### Work instructions
Provide the number of lines in the material below that include the word "tasks", without any accompanying text.
————————
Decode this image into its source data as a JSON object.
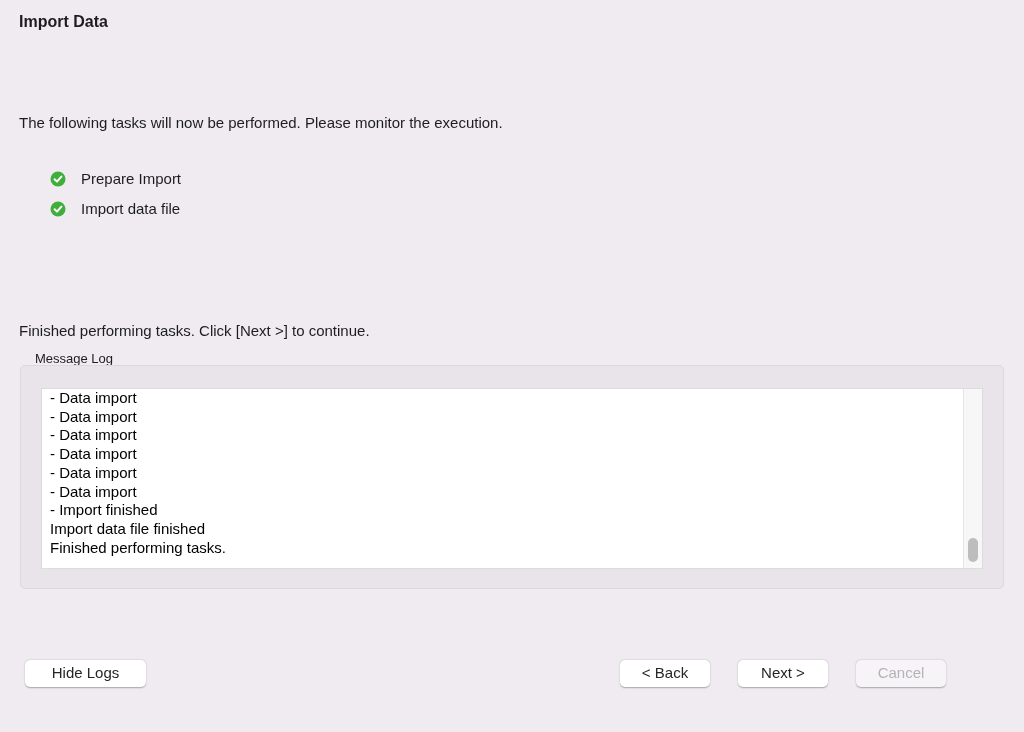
{
  "title": "Import Data",
  "intro": "The following tasks will now be performed. Please monitor the execution.",
  "tasks": [
    {
      "label": "Prepare Import",
      "done": true
    },
    {
      "label": "Import data file",
      "done": true
    }
  ],
  "status": "Finished performing tasks. Click [Next >] to continue.",
  "message_log": {
    "label": "Message Log",
    "lines": [
      "- Data import",
      "- Data import",
      "- Data import",
      "- Data import",
      "- Data import",
      "- Data import",
      "- Import finished",
      "Import data file finished",
      "Finished performing tasks."
    ]
  },
  "buttons": [
    {
      "label": "Hide Logs",
      "disabled": false
    },
    {
      "label": "< Back",
      "disabled": false
    },
    {
      "label": "Next >",
      "disabled": false
    },
    {
      "label": "Cancel",
      "disabled": true
    }
  ]
}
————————
### Result of the exercise
4